Building the Data Flow
Back in our Designer Folder, click Create Flow. In the New Flow dialog, name the flow “Data Flow” and leave the other settings default, then click OK.
The Flow Designer opens and shows a default flow layout with a start and end step. Click the green start step and, in the Properties tab on the right under Flow Data, click Show Editor.
Create two input values named “Item1Price” and “Item2Price” and set them to String. For each value, under Mapping Type, click Select Value [From Flow] from the drop down list, click Pick, then select the corresponding value for each. Then click Close.
At this point we have mapped the price values for each item into our Data Flow. Now we need to add the values together. There’s a problem: our values are currently String type data and need to be converted into Decimal type. To make this conversion we add a Convert String to Decimal step from the Steps tab on the right – one for each value. (These are subflow steps, meaning they behave like steps in your flow but each contain their own discrete flow.)
In the Properties tab on the right, we configure each Convert String to Decimal step as shown below. Notice the names we have given to the converted data (“Item1PriceConverted” and “Item2PriceConverted”).
Now can add these two converted values.
From the Steps tab on the right, under Data > Numbers, click and drag an Add step onto the workspace.
Click the Add step to select it, then in the Properties tab on the right set the two values to “Item1PriceConverted” and “Item2PriceConverted”.
Under Outputs set the Mapping Type to Rename and the name to “PriceSum”.
Next we need to configure output data that our Data Flow will pass back to the form. Click the red end step to select it, then in the Properties tab on the right under Data, click Show Editor.
Create an output value called “PriceSum”, configure it as follows then click Close.
In the upper left corner, save and close the flow.
Open the form again. In the Form Designer, click in the blank checkered space then click on the Properties tab on the right to open the form properties. Under Form Rules > Data Flows, click Add New.
Name the flow “Data Flow” then click Pick and choose Data Flow, then click OK.

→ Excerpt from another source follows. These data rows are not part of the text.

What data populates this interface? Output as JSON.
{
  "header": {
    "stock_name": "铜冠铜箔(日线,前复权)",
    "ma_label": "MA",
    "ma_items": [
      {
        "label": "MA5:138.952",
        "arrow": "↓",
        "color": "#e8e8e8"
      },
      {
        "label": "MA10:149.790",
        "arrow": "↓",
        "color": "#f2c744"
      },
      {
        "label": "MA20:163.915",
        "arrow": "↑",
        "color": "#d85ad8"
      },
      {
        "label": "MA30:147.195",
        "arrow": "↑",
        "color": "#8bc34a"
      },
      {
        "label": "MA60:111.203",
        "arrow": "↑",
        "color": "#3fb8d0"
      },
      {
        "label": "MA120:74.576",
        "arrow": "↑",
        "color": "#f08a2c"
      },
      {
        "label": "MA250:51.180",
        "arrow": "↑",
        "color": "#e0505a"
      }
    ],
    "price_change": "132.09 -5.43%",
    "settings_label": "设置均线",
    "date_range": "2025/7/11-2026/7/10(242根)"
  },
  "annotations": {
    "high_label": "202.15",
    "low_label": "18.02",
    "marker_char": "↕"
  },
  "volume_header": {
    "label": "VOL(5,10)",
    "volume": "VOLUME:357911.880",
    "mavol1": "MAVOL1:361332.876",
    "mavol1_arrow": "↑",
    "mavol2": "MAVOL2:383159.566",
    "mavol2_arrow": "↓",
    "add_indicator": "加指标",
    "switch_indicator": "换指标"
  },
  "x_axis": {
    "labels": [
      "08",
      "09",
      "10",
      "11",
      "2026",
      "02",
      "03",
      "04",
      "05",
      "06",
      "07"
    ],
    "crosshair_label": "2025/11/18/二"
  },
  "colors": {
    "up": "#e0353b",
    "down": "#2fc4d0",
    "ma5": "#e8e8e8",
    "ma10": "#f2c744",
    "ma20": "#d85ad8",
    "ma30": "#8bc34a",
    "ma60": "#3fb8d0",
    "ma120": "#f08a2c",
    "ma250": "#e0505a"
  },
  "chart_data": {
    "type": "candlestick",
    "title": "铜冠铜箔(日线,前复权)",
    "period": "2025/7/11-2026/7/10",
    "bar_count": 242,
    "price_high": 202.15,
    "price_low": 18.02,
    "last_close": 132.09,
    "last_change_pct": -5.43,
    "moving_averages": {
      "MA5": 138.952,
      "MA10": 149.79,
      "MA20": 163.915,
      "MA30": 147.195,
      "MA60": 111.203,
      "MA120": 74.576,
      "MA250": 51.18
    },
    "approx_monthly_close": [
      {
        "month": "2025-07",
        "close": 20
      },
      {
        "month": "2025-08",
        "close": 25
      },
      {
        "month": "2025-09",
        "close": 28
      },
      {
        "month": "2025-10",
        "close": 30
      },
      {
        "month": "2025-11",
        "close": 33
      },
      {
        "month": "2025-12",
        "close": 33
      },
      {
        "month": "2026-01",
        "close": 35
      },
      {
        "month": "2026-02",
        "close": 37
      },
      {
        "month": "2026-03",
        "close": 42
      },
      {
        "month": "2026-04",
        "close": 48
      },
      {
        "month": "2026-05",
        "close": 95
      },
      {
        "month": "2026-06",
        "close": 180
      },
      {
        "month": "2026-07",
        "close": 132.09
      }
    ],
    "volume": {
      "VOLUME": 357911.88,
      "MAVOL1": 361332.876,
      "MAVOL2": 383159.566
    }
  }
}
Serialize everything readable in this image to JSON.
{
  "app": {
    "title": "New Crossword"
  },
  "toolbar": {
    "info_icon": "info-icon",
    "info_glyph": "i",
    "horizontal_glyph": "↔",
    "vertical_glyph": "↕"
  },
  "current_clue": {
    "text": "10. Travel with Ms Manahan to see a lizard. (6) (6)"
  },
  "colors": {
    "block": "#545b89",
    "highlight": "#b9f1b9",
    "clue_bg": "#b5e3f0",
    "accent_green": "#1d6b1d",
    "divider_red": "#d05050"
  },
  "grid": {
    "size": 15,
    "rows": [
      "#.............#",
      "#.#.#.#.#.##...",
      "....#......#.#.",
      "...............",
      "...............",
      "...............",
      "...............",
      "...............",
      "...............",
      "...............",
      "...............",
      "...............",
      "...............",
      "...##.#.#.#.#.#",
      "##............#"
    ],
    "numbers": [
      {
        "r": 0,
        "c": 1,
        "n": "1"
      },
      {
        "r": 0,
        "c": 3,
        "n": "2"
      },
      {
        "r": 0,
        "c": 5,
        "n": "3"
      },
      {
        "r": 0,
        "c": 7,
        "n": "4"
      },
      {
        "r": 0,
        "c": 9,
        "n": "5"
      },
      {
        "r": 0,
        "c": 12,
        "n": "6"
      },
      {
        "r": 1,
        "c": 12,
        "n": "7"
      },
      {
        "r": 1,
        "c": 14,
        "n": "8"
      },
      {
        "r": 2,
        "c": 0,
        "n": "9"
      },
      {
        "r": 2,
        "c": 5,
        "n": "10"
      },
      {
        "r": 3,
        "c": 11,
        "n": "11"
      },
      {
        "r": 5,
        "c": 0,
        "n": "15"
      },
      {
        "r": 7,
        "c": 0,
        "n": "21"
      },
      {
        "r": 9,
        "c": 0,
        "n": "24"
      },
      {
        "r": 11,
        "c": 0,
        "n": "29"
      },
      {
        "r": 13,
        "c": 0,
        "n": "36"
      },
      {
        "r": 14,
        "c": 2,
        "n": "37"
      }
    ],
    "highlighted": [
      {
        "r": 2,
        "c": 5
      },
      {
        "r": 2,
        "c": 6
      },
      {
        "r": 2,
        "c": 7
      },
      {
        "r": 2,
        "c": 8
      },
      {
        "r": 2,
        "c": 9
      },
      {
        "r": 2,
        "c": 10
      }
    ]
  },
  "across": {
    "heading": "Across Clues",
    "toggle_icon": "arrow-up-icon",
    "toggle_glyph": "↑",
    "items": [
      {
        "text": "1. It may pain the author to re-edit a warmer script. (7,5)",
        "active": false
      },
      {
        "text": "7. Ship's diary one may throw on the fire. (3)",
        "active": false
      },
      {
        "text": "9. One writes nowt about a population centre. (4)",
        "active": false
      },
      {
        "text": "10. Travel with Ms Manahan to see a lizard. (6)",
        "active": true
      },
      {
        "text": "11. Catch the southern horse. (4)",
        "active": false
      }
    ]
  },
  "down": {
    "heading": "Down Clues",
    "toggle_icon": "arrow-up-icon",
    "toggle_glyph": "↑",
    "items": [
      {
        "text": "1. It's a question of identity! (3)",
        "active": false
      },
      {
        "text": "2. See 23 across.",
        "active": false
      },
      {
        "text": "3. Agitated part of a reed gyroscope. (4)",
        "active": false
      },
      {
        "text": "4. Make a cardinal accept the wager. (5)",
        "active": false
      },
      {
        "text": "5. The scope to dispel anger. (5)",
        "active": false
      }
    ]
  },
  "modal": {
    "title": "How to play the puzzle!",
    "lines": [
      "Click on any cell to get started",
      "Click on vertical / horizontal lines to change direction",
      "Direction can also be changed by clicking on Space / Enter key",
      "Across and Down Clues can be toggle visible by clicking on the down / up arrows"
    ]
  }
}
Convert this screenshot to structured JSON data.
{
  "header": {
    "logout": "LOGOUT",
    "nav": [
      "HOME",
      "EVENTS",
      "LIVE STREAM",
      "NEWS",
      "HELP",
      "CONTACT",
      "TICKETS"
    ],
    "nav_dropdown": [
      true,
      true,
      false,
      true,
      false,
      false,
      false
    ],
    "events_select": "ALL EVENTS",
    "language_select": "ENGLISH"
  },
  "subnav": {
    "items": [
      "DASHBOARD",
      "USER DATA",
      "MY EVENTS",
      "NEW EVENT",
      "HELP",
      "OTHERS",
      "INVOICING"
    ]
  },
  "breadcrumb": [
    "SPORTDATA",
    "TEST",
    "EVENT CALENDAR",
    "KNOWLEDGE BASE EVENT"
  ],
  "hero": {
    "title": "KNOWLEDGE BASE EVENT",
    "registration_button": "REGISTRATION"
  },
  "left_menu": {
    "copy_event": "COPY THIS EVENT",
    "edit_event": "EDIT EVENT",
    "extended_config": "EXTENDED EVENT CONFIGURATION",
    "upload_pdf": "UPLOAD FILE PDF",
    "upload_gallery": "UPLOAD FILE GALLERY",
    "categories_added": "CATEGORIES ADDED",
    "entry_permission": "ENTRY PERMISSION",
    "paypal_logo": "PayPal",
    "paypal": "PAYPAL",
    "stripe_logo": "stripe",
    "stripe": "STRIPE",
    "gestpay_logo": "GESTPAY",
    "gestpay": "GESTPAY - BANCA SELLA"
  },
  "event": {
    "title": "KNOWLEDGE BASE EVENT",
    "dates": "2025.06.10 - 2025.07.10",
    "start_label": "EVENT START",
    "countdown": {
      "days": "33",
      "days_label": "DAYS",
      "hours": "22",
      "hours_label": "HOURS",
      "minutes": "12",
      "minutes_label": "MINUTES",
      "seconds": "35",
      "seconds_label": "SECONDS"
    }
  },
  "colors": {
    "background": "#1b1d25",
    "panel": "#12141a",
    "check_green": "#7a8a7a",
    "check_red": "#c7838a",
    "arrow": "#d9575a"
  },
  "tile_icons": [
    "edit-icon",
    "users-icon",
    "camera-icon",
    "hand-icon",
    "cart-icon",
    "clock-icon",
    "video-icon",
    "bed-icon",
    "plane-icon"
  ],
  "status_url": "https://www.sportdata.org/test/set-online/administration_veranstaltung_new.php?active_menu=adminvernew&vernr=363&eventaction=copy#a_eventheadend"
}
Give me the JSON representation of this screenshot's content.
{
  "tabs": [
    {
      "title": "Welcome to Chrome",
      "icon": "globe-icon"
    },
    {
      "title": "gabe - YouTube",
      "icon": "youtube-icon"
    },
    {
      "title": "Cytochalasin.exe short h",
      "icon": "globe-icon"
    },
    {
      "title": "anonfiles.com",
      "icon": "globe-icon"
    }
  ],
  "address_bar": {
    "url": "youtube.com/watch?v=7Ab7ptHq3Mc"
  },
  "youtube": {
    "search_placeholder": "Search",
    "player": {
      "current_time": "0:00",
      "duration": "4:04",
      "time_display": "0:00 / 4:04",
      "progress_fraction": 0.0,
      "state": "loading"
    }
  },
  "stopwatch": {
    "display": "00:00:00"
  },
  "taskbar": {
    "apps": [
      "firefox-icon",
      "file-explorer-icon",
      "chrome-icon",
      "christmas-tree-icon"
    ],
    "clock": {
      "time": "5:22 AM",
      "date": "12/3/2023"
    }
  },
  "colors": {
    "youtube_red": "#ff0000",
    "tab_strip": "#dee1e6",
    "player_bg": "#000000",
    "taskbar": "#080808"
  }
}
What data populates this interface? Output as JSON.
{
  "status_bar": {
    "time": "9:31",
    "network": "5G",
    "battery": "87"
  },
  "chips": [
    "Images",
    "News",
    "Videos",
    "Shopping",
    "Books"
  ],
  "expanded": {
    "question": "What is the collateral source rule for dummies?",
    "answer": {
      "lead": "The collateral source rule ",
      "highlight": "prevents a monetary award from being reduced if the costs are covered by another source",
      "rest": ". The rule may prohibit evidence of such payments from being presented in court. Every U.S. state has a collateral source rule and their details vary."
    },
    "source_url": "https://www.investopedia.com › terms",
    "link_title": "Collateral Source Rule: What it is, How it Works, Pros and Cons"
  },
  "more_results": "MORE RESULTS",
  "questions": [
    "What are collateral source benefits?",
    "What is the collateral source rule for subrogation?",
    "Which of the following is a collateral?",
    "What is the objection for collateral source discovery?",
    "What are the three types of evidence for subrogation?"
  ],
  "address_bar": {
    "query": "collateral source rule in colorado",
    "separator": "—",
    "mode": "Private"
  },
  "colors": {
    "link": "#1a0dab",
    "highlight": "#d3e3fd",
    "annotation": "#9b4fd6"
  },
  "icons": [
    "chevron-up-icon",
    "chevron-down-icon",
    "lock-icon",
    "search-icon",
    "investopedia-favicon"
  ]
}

(Note: if you see an error warning about invalid inputs, click the pencil edit icon for each input and manually set them to Form Component and the appropriate value. If you see no values under Flow Inputs or Flow Outputs, click Update Inputs.)
(If you are seeing these errors, configure each input as shown below and click OK.)
Next, click the bottom “Total Due” label to select it. In the Properties tab on the right under Common Properties, click the Text from Data Name checkbox. Click Pick From Data, click Flow: PriceSum, and click OK.
(Note: the term “Flow:” is prefixed to the data to indicate that it is coming from the Data Flow.)
In the upper left corner, save and close the form.
Back in the main flow, your form step may show error warning because of the input mapping type. Click this step to select it, then in the Properties tab on the right under Inputs, set the mapping types to Ignore. (This tells the step not to expect any value for these data because they will receive input value from the user.)
We are now finished building the invoice form and its Data Flow.
The final step is testing. Above the main flow workspace, click Debug Flow.
Click the start arrow to begin the test. The “Invoice” form will appear with blanks for items and their prices. Fill these fields with test values.
The “TOTAL DUE” field should automatically display the summed values.
Notice on the left how the Data Flow is running multiple times. This is because the Data Flow runs each time the user changes the values in either price field.
If you encounter errors, the most likely cause is improperly configured input or output data from the Data Flow. To troubleshoot, on the left side of the debugger expand the instances of the Data Flow and click on an instance to open it. Right-click on any of the steps, click Execution 1 > View Input/Output Data. This lets you see exactly what data the step was doing with the data and may help you pinpoint the problem.